Exodus 3:13-20; Psalm 104(105):1,5,8-9,24-27; Matthew 11:28-30
The image of Oxen labouring to pull a plough, harnessed with a Yoke, is easy to imagine. The Law, given by God to Moses, was simple and clear, just ten statements, but mankind crafted many sensible rules of life such as washing before eating into rules and regulations that indeed could be a burden to live by. Rabbis carted the text of the law in small leather boxes on their shoulders when in temples or the synagogue symbolising that they had placed themselves under this burden.
At the end of Wisdom (Chapter 51 vs 26) Ben Sira tells us to put our neck under the Yoke of Gods Wisdom.
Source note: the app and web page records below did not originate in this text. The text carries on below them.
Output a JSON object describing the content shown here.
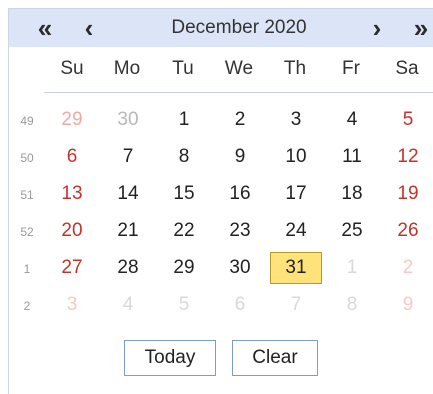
{
  "header": {
    "prev_year": "«",
    "prev_month": "‹",
    "title": "December 2020",
    "next_month": "›",
    "next_year": "»"
  },
  "weekdays": [
    "Su",
    "Mo",
    "Tu",
    "We",
    "Th",
    "Fr",
    "Sa"
  ],
  "week_numbers": [
    "49",
    "50",
    "51",
    "52",
    "1",
    "2"
  ],
  "weeks": [
    [
      "29",
      "30",
      "1",
      "2",
      "3",
      "4",
      "5"
    ],
    [
      "6",
      "7",
      "8",
      "9",
      "10",
      "11",
      "12"
    ],
    [
      "13",
      "14",
      "15",
      "16",
      "17",
      "18",
      "19"
    ],
    [
      "20",
      "21",
      "22",
      "23",
      "24",
      "25",
      "26"
    ],
    [
      "27",
      "28",
      "29",
      "30",
      "31",
      "1",
      "2"
    ],
    [
      "3",
      "4",
      "5",
      "6",
      "7",
      "8",
      "9"
    ]
  ],
  "selected_date": "31",
  "buttons": {
    "today": "Today",
    "clear": "Clear"
  },
  "colors": {
    "header_bg": "#dce5f7",
    "weekend_text": "#c4332a",
    "selected_bg": "#ffe27a",
    "button_border": "#7c9bd6"
  }
}
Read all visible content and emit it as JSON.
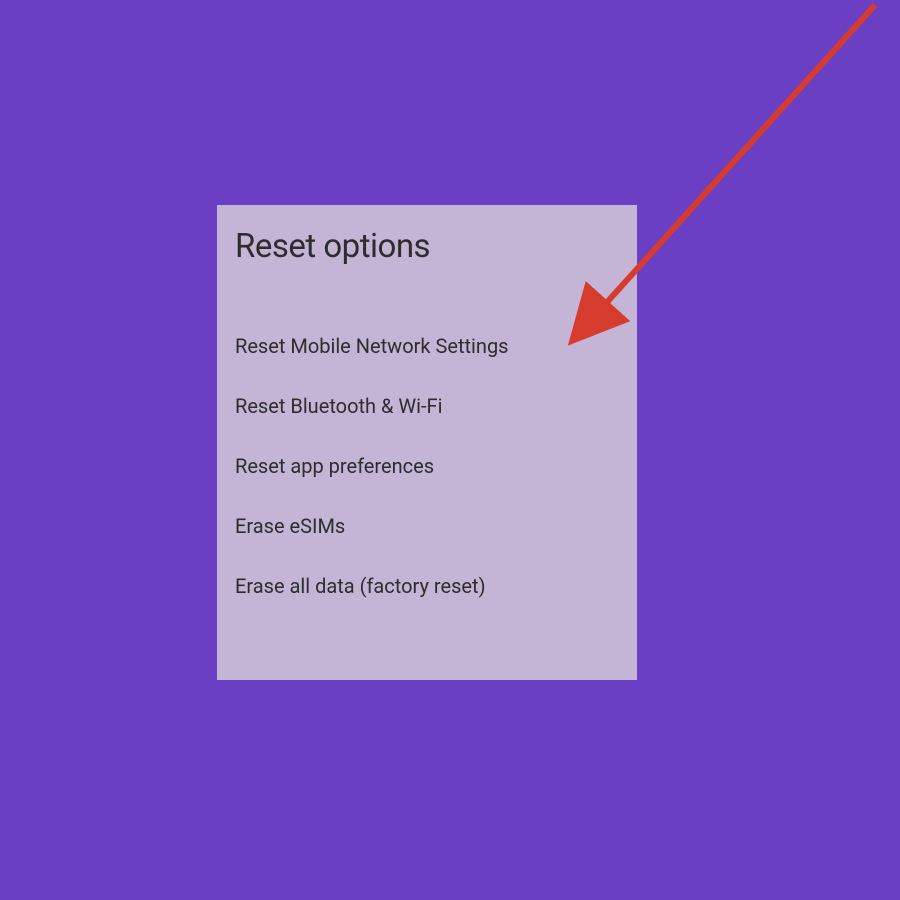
{
  "title": "Reset options",
  "options": [
    {
      "label": "Reset Mobile Network Settings"
    },
    {
      "label": "Reset Bluetooth & Wi-Fi"
    },
    {
      "label": "Reset app preferences"
    },
    {
      "label": "Erase eSIMs"
    },
    {
      "label": "Erase all data (factory reset)"
    }
  ],
  "annotation": {
    "arrow_color": "#d63c2e"
  }
}
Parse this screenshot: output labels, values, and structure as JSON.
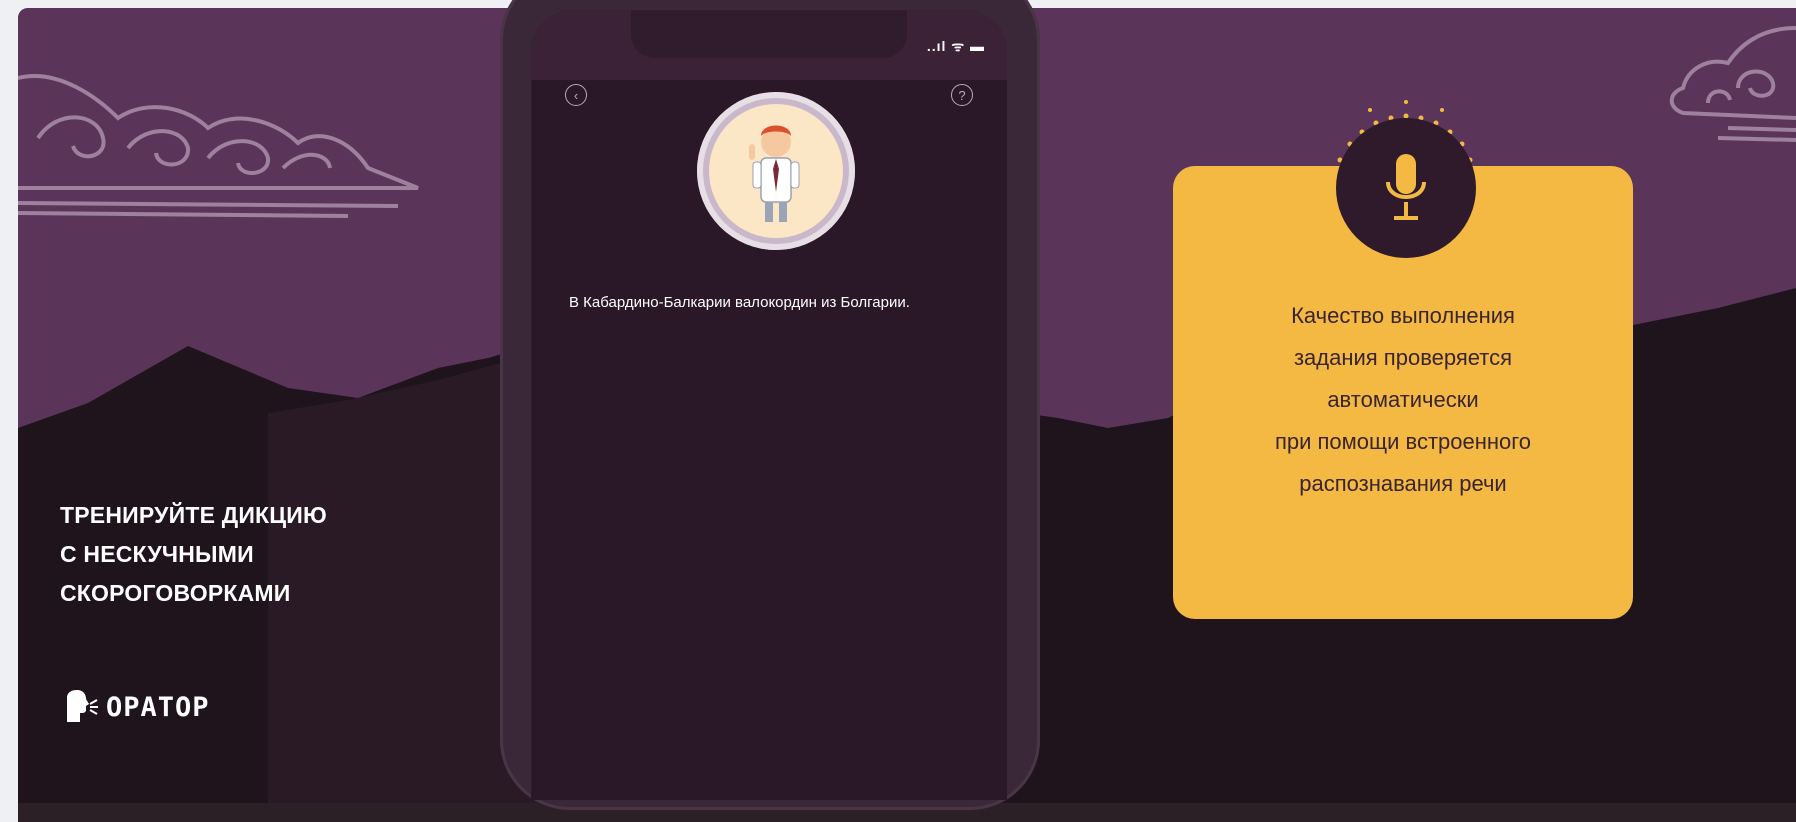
{
  "banner": {
    "tagline_lines": [
      "ТРЕНИРУЙТЕ ДИКЦИЮ",
      "С НЕСКУЧНЫМИ",
      "СКОРОГОВОРКАМИ"
    ],
    "logo_text": "ОРАТОР"
  },
  "phone": {
    "status_icons": "..ıl ᯤ ▬",
    "back_icon": "chevron-left-icon",
    "help_icon": "question-icon",
    "phrase": "В Кабардино-Балкарии валокордин из Болгарии."
  },
  "card": {
    "icon": "microphone-icon",
    "lines": [
      "Качество выполнения",
      "задания проверяется",
      "автоматически",
      "при помощи встроенного",
      "распознавания речи"
    ]
  },
  "colors": {
    "sky": "#5a3559",
    "mountains": "#241620",
    "card": "#f4b942",
    "screen": "#2a1828"
  }
}
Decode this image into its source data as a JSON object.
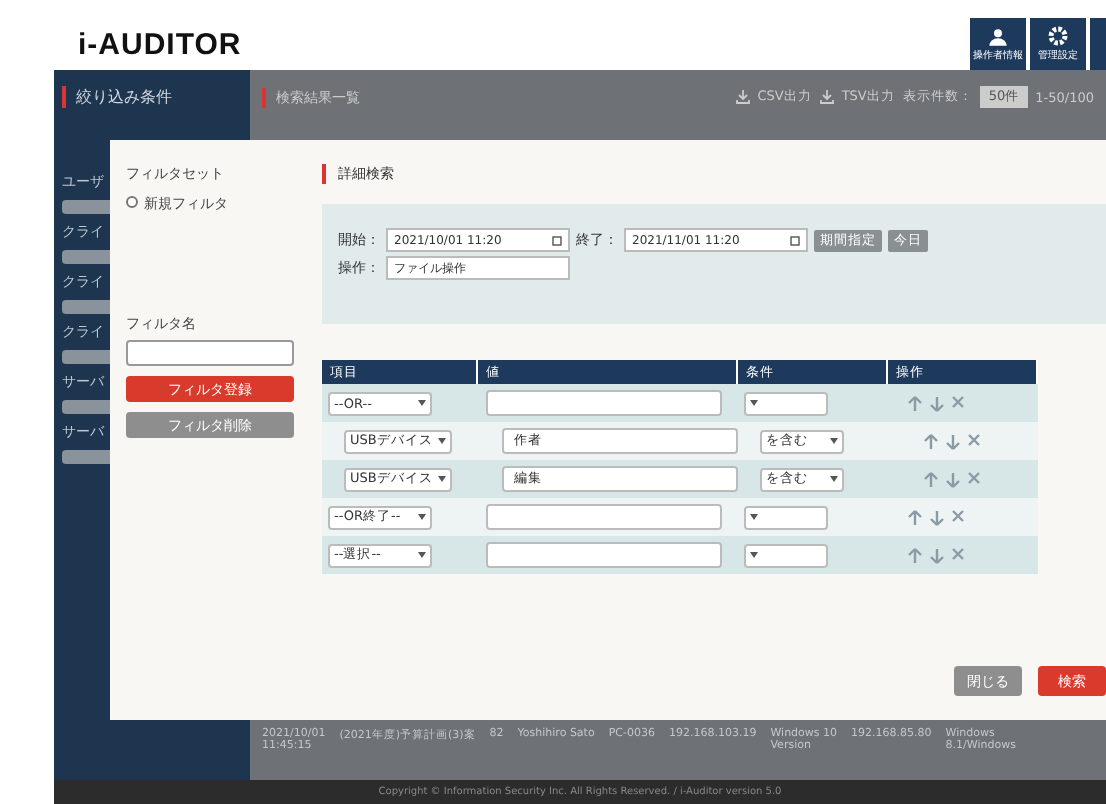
{
  "header": {
    "logo": "i-AUDITOR",
    "icons": [
      {
        "kind": "people",
        "label": "操作者情報"
      },
      {
        "kind": "gear",
        "label": "管理設定"
      }
    ]
  },
  "sidebar": {
    "title": "絞り込み条件",
    "labels": [
      "ユーザ",
      "クライ",
      "クライ",
      "クライ",
      "サーバ",
      "サーバ"
    ]
  },
  "main": {
    "title": "検索結果一覧",
    "actions": [
      "CSV出力",
      "TSV出力"
    ],
    "page_size_label": "表示件数：",
    "page_size": "50件",
    "range": "1-50/100",
    "row": [
      [
        "2021/10/01",
        "11:45:15"
      ],
      [
        "(2021年度)予算計画(3)案"
      ],
      [
        "82"
      ],
      [
        "Yoshihiro Sato"
      ],
      [
        "PC-0036"
      ],
      [
        "192.168.103.19"
      ],
      [
        "Windows 10",
        "Version"
      ],
      [
        "192.168.85.80"
      ],
      [
        "Windows",
        "8.1/Windows"
      ]
    ]
  },
  "modal": {
    "filter_set_label": "フィルタセット",
    "filters": [
      {
        "label": "新規フィルタ",
        "selected": false
      }
    ],
    "filter_name_label": "フィルタ名",
    "register_button": "フィルタ登録",
    "delete_button": "フィルタ削除",
    "title": "詳細検索",
    "start_label": "開始：",
    "start": "2021/10/01 11:20",
    "end_label": "終了：",
    "end": "2021/11/01 11:20",
    "date_buttons": [
      "期間指定",
      "今日"
    ],
    "operation_label": "操作：",
    "operation": "ファイル操作",
    "columns": [
      "項目",
      "値",
      "条件",
      "操作"
    ],
    "rows": [
      {
        "nested": false,
        "item": "--OR--"
      },
      {
        "nested": true,
        "item": "USBデバイス",
        "value": "作者",
        "condition": "を含む"
      },
      {
        "nested": true,
        "item": "USBデバイス",
        "value": "編集",
        "condition": "を含む"
      },
      {
        "nested": false,
        "item": "--OR終了--"
      },
      {
        "nested": false,
        "item": "--選択--"
      }
    ],
    "close_button": "閉じる",
    "search_button": "検索"
  },
  "footer": "Copyright © Information Security Inc. All Rights Reserved. / i-Auditor version 5.0"
}
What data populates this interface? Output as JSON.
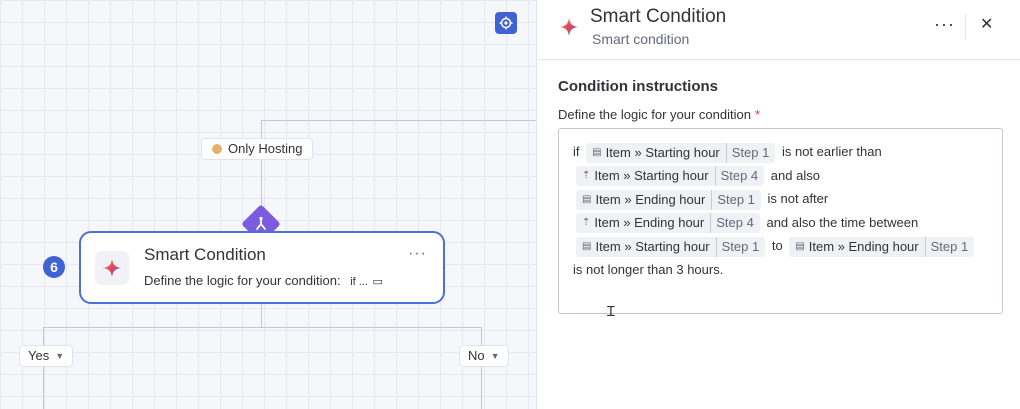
{
  "canvas": {
    "filter_tag": "Only Hosting",
    "node": {
      "number": "6",
      "title": "Smart Condition",
      "description": "Define the logic for your condition:",
      "truncated_preview": "if ...",
      "more_icon": "more-dots-icon"
    },
    "branches": {
      "yes_label": "Yes",
      "no_label": "No"
    }
  },
  "panel": {
    "title": "Smart Condition",
    "subtitle": "Smart condition",
    "section_title": "Condition instructions",
    "field_label": "Define the logic for your condition",
    "required_mark": "*",
    "logic": {
      "if": "if",
      "chip1": {
        "text": "Item » Starting hour",
        "step": "Step 1"
      },
      "t1": "is not earlier than",
      "chip2": {
        "text": "Item » Starting hour",
        "step": "Step 4"
      },
      "t2": "and also",
      "chip3": {
        "text": "Item » Ending hour",
        "step": "Step 1"
      },
      "t3": "is not after",
      "chip4": {
        "text": "Item » Ending hour",
        "step": "Step 4"
      },
      "t4": "and also the time between",
      "chip5": {
        "text": "Item » Starting hour",
        "step": "Step 1"
      },
      "t5": "to",
      "chip6": {
        "text": "Item » Ending hour",
        "step": "Step 1"
      },
      "t6": "is not longer than 3 hours."
    }
  },
  "colors": {
    "accent": "#3f62d4",
    "node_border": "#4d6fd8",
    "diamond": "#7b5ce0",
    "required": "#d83a52"
  }
}
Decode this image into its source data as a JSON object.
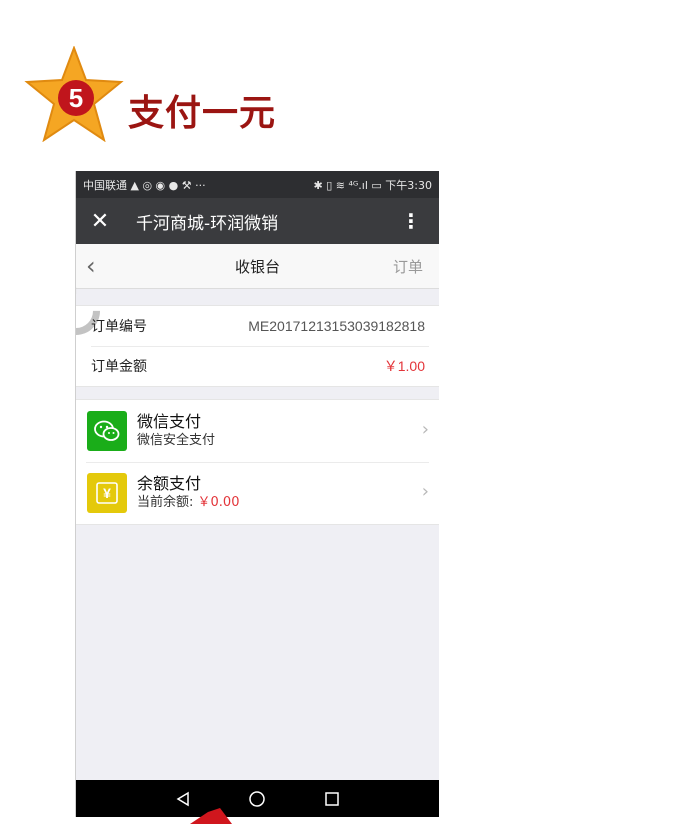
{
  "step": {
    "number": "5",
    "title": "支付一元"
  },
  "status_bar": {
    "carrier": "中国联通",
    "time": "下午3:30"
  },
  "top_bar": {
    "title": "千河商城-环润微销"
  },
  "nav": {
    "title": "收银台",
    "right_link": "订单"
  },
  "order": {
    "number_label": "订单编号",
    "number_value": "ME20171213153039182818",
    "amount_label": "订单金额",
    "amount_value": "￥1.00"
  },
  "payments": [
    {
      "title": "微信支付",
      "subtitle": "微信安全支付",
      "icon": "wechat-icon"
    },
    {
      "title": "余额支付",
      "subtitle_label": "当前余额: ",
      "subtitle_value": "￥0.00",
      "icon": "yen-icon"
    }
  ],
  "colors": {
    "accent_red": "#e3353a",
    "wechat_green": "#1aad19",
    "balance_yellow": "#e4c90b",
    "title_red": "#9b1512"
  }
}
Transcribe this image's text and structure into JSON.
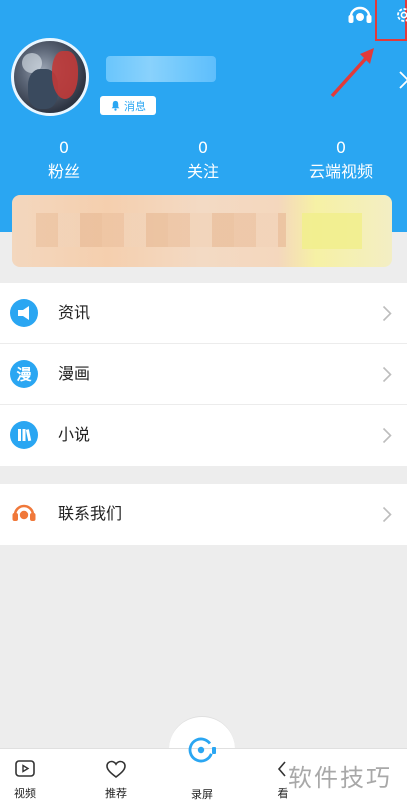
{
  "header": {
    "message_badge": "消息",
    "colors": {
      "header_bg": "#2aa6f2",
      "highlight_box": "#e23a3a"
    },
    "icons": [
      "customer-service-icon",
      "settings-icon",
      "bell-icon",
      "chevron-right-icon"
    ]
  },
  "stats": [
    {
      "value": "0",
      "label": "粉丝"
    },
    {
      "value": "0",
      "label": "关注"
    },
    {
      "value": "0",
      "label": "云端视频"
    }
  ],
  "menu": {
    "group1": [
      {
        "label": "资讯",
        "icon": "megaphone-icon"
      },
      {
        "label": "漫画",
        "icon": "comic-icon",
        "icon_text": "漫"
      },
      {
        "label": "小说",
        "icon": "books-icon"
      }
    ],
    "group2": [
      {
        "label": "联系我们",
        "icon": "headset-icon"
      }
    ]
  },
  "bottom_nav": [
    {
      "label": "视频",
      "icon": "video-icon"
    },
    {
      "label": "推荐",
      "icon": "heart-icon"
    },
    {
      "label": "录屏",
      "icon": "camera-icon"
    },
    {
      "label": "看",
      "icon": "chevron-left-icon"
    }
  ],
  "watermark": "软件技巧"
}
Wisdom is indeed much longer than the ten commandments, but it is not a set of burdensome rules: rather a set of suggestions as to how we can lead our lives to draw close with God.
Jesus' rules for life return to the simple - elsewhere he says that there is only one rule to follow (Love God, Love you neighbour) and if we can manage that, then none of the other rules are burdensome at all.